== EXERCISE DATA ==

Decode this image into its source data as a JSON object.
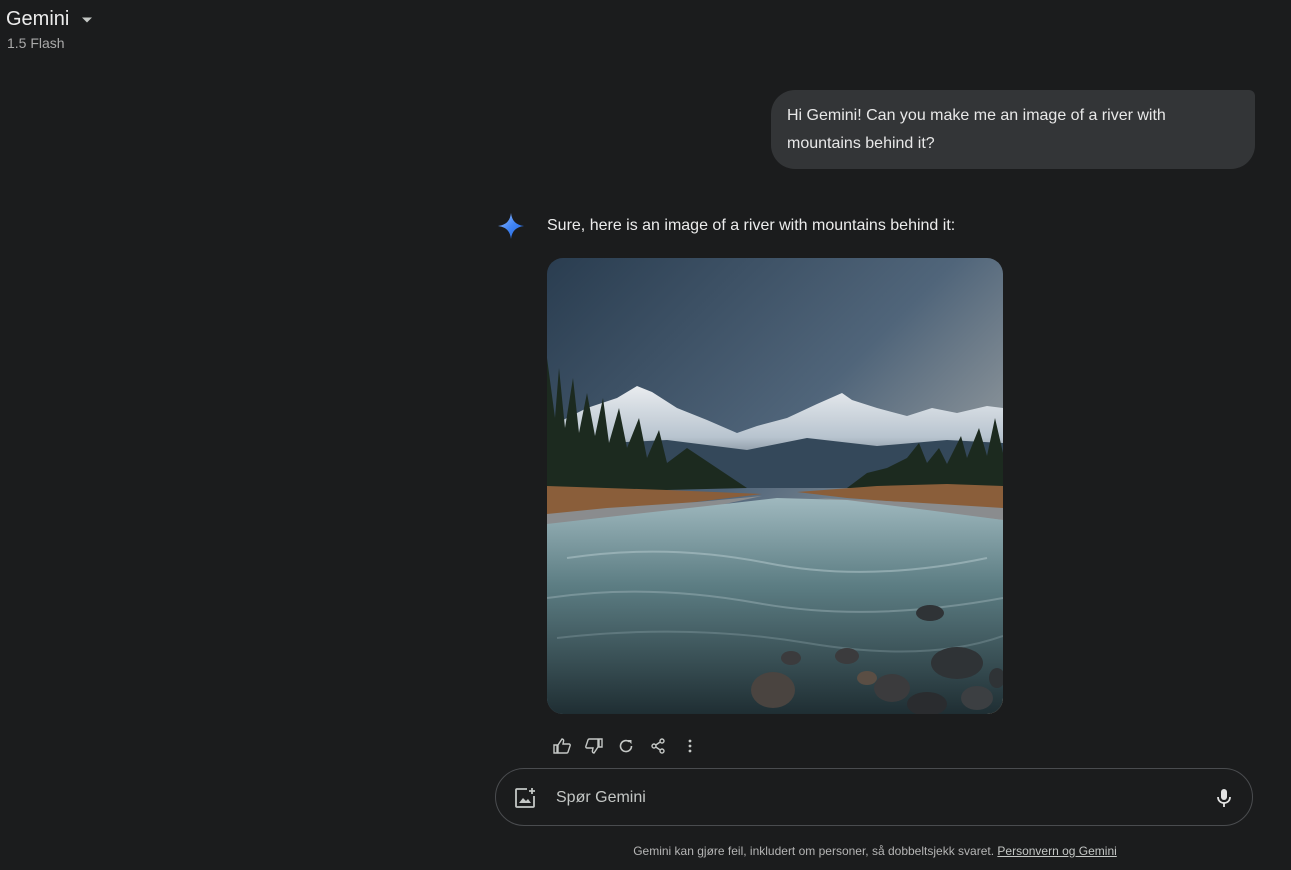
{
  "header": {
    "title": "Gemini",
    "model": "1.5 Flash"
  },
  "conversation": {
    "user_message": "Hi Gemini! Can you make me an image of a river with mountains behind it?",
    "assistant_reply": "Sure, here is an image of a river with mountains behind it:"
  },
  "input": {
    "placeholder": "Spør Gemini",
    "value": ""
  },
  "footer": {
    "disclaimer": "Gemini kan gjøre feil, inkludert om personer, så dobbeltsjekk svaret.",
    "link": "Personvern og Gemini"
  },
  "icons": {
    "dropdown": "caret-down-icon",
    "assistant": "gemini-spark-icon",
    "like": "thumbs-up-icon",
    "dislike": "thumbs-down-icon",
    "regenerate": "refresh-icon",
    "share": "share-icon",
    "more": "more-vertical-icon",
    "upload": "add-image-icon",
    "mic": "microphone-icon"
  },
  "colors": {
    "background": "#1b1c1d",
    "user_bubble": "#333537",
    "spark_accent": "#4285f4"
  }
}
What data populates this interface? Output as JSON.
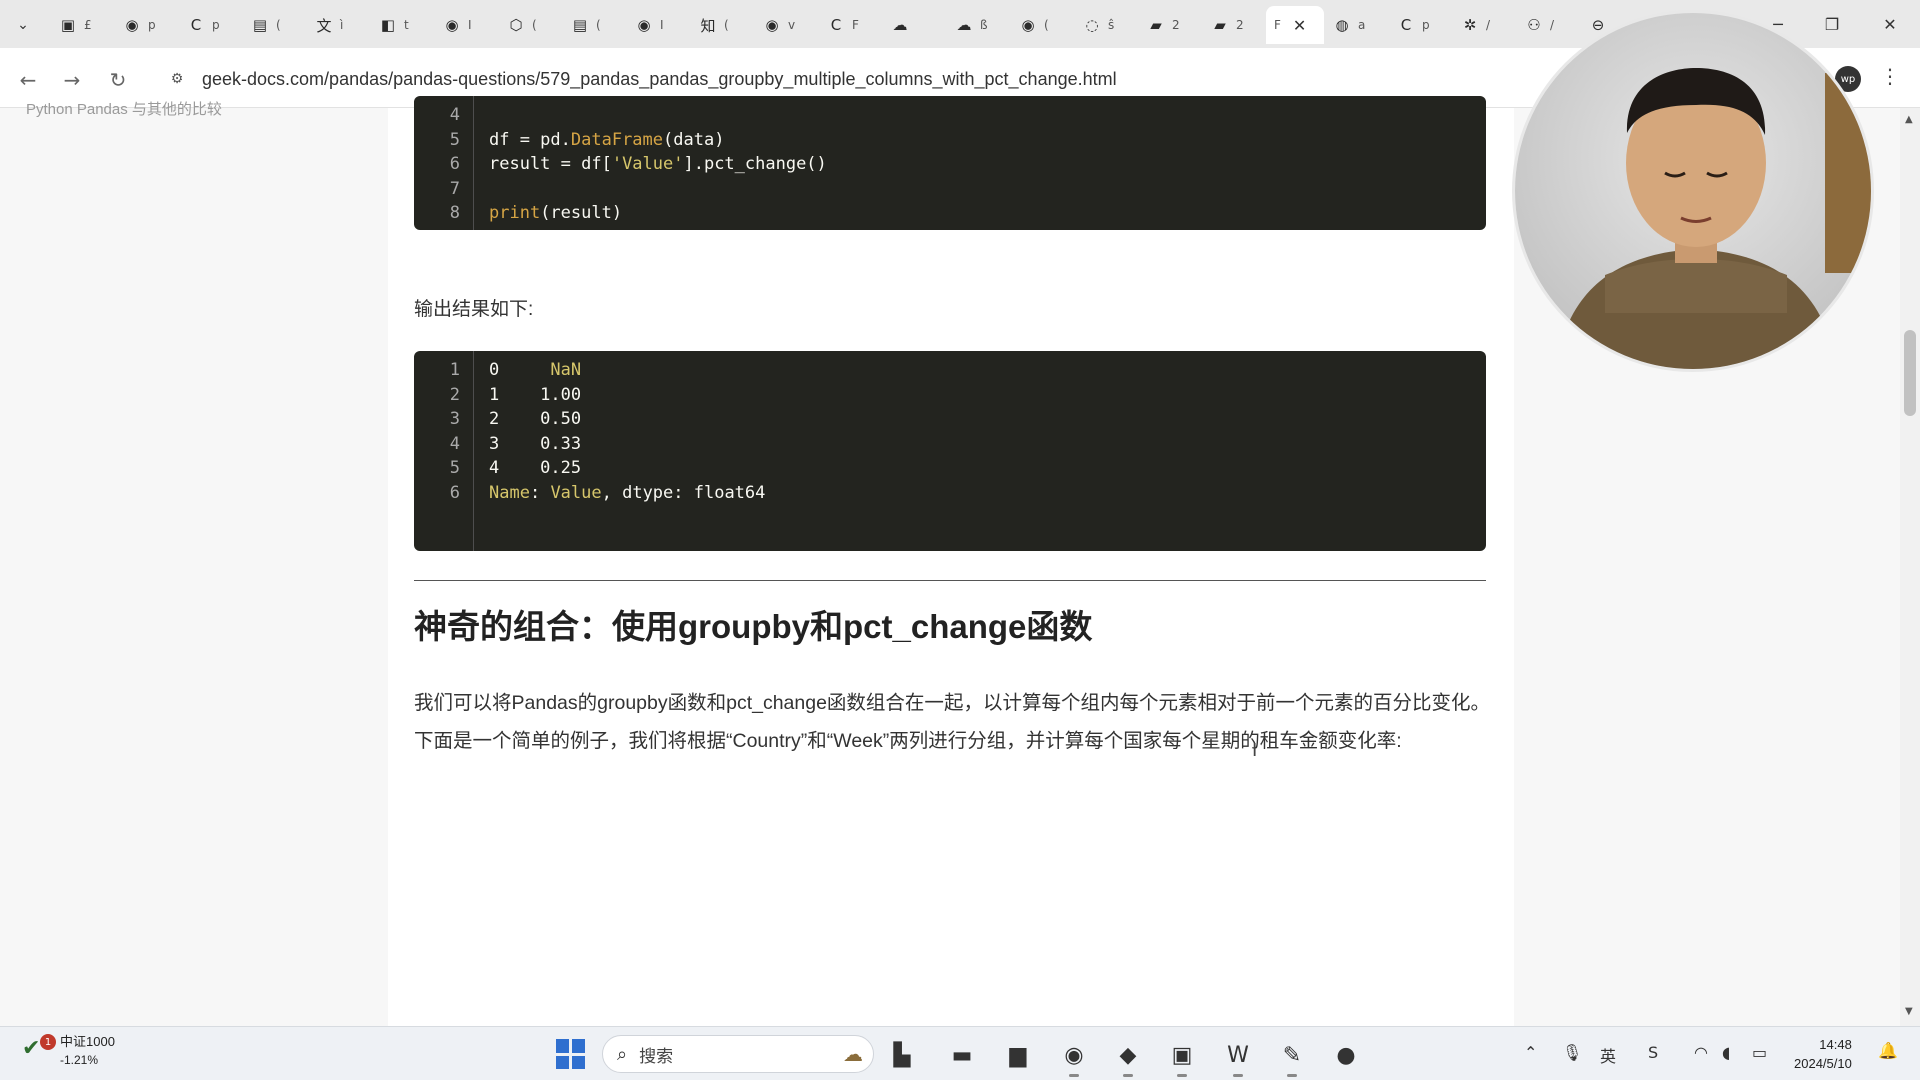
{
  "browser": {
    "tabs": [
      {
        "icon": "calendar-icon",
        "glyph": "▣",
        "label": "£"
      },
      {
        "icon": "github-icon",
        "glyph": "◉",
        "label": "p"
      },
      {
        "icon": "c-logo-icon",
        "glyph": "C",
        "label": "p"
      },
      {
        "icon": "video-icon",
        "glyph": "▤",
        "label": "("
      },
      {
        "icon": "translate-icon",
        "glyph": "文",
        "label": "ì"
      },
      {
        "icon": "extension-icon",
        "glyph": "◧",
        "label": "t"
      },
      {
        "icon": "github-icon",
        "glyph": "◉",
        "label": "I"
      },
      {
        "icon": "cube-icon",
        "glyph": "⬡",
        "label": "("
      },
      {
        "icon": "video-icon",
        "glyph": "▤",
        "label": "("
      },
      {
        "icon": "github-icon",
        "glyph": "◉",
        "label": "I"
      },
      {
        "icon": "zhihu-icon",
        "glyph": "知",
        "label": "("
      },
      {
        "icon": "github-icon",
        "glyph": "◉",
        "label": "v"
      },
      {
        "icon": "c-logo-icon",
        "glyph": "C",
        "label": "F"
      },
      {
        "icon": "cloud-icon",
        "glyph": "☁",
        "label": ""
      },
      {
        "icon": "cloud-icon",
        "glyph": "☁",
        "label": "ß"
      },
      {
        "icon": "github-icon",
        "glyph": "◉",
        "label": "("
      },
      {
        "icon": "loading-icon",
        "glyph": "◌",
        "label": "ŝ"
      },
      {
        "icon": "book-icon",
        "glyph": "▰",
        "label": "2"
      },
      {
        "icon": "book-icon",
        "glyph": "▰",
        "label": "2"
      }
    ],
    "active_tab": {
      "label": "F",
      "close": "✕"
    },
    "tabs_after": [
      {
        "icon": "globe-icon",
        "glyph": "◍",
        "label": "a"
      },
      {
        "icon": "c-logo-icon",
        "glyph": "C",
        "label": "p"
      },
      {
        "icon": "settings-icon",
        "glyph": "✲",
        "label": "/"
      },
      {
        "icon": "person-icon",
        "glyph": "⚇",
        "label": "/"
      },
      {
        "icon": "link-icon",
        "glyph": "⊖",
        "label": ""
      }
    ],
    "url": "geek-docs.com/pandas/pandas-questions/579_pandas_pandas_groupby_multiple_columns_with_pct_change.html",
    "profile_label": "wp"
  },
  "sidebar": {
    "partial_link": "Python Pandas 与其他的比较"
  },
  "article": {
    "code_top": {
      "lines": [
        {
          "n": "4",
          "html": ""
        },
        {
          "n": "5",
          "parts": [
            [
              "df = pd.",
              ""
            ],
            [
              "DataFrame",
              "fn"
            ],
            [
              "(data)",
              ""
            ]
          ]
        },
        {
          "n": "6",
          "parts": [
            [
              "result = df[",
              ""
            ],
            [
              "'Value'",
              "str"
            ],
            [
              "].pct_change()",
              ""
            ]
          ]
        },
        {
          "n": "7",
          "parts": []
        },
        {
          "n": "8",
          "parts": [
            [
              "print",
              "fn"
            ],
            [
              "(result)",
              ""
            ]
          ]
        }
      ]
    },
    "output_intro": "输出结果如下:",
    "code_output": {
      "lines": [
        {
          "n": "1",
          "parts": [
            [
              "0     ",
              ""
            ],
            [
              "NaN",
              "kw"
            ]
          ]
        },
        {
          "n": "2",
          "parts": [
            [
              "1    1.00",
              ""
            ]
          ]
        },
        {
          "n": "3",
          "parts": [
            [
              "2    0.50",
              ""
            ]
          ]
        },
        {
          "n": "4",
          "parts": [
            [
              "3    0.33",
              ""
            ]
          ]
        },
        {
          "n": "5",
          "parts": [
            [
              "4    0.25",
              ""
            ]
          ]
        },
        {
          "n": "6",
          "parts": [
            [
              "Name",
              "kw"
            ],
            [
              ": ",
              ""
            ],
            [
              "Value",
              "kw"
            ],
            [
              ", dtype: float64",
              ""
            ]
          ]
        }
      ]
    },
    "section_title": "神奇的组合：使用groupby和pct_change函数",
    "paragraph": "我们可以将Pandas的groupby函数和pct_change函数组合在一起，以计算每个组内每个元素相对于前一个元素的百分比变化。下面是一个简单的例子，我们将根据“Country”和“Week”两列进行分组，并计算每个国家每个星期的租车金额变化率:",
    "back_to_top": "⌃"
  },
  "taskbar": {
    "stock_name": "中证1000",
    "stock_change": "-1.21%",
    "stock_badge": "1",
    "search_label": "搜索",
    "apps": [
      {
        "icon": "task-view-icon",
        "glyph": "▙"
      },
      {
        "icon": "terminal-window-icon",
        "glyph": "▬"
      },
      {
        "icon": "file-explorer-icon",
        "glyph": "▆"
      },
      {
        "icon": "chrome-icon",
        "glyph": "◉"
      },
      {
        "icon": "bookmark-app-icon",
        "glyph": "◆"
      },
      {
        "icon": "terminal-icon",
        "glyph": "▣"
      },
      {
        "icon": "wps-icon",
        "glyph": "W"
      },
      {
        "icon": "pen-app-icon",
        "glyph": "✎"
      },
      {
        "icon": "recorder-icon",
        "glyph": "●"
      }
    ],
    "tray": [
      {
        "icon": "chevron-up-icon",
        "glyph": "⌃"
      },
      {
        "icon": "microphone-icon",
        "glyph": "🎙"
      },
      {
        "icon": "ime-icon",
        "glyph": "英"
      },
      {
        "icon": "s-app-icon",
        "glyph": "S"
      },
      {
        "icon": "wifi-icon",
        "glyph": "◠"
      },
      {
        "icon": "volume-icon",
        "glyph": "◖"
      },
      {
        "icon": "battery-icon",
        "glyph": "▭"
      }
    ],
    "time": "14:48",
    "date": "2024/5/10"
  }
}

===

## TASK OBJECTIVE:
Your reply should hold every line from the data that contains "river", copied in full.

## OUTPUT OF THE EXERCISE:
    "user_message": "Hi Gemini! Can you make me an image of a river with mountains behind it?",
    "assistant_reply": "Sure, here is an image of a river with mountains behind it:"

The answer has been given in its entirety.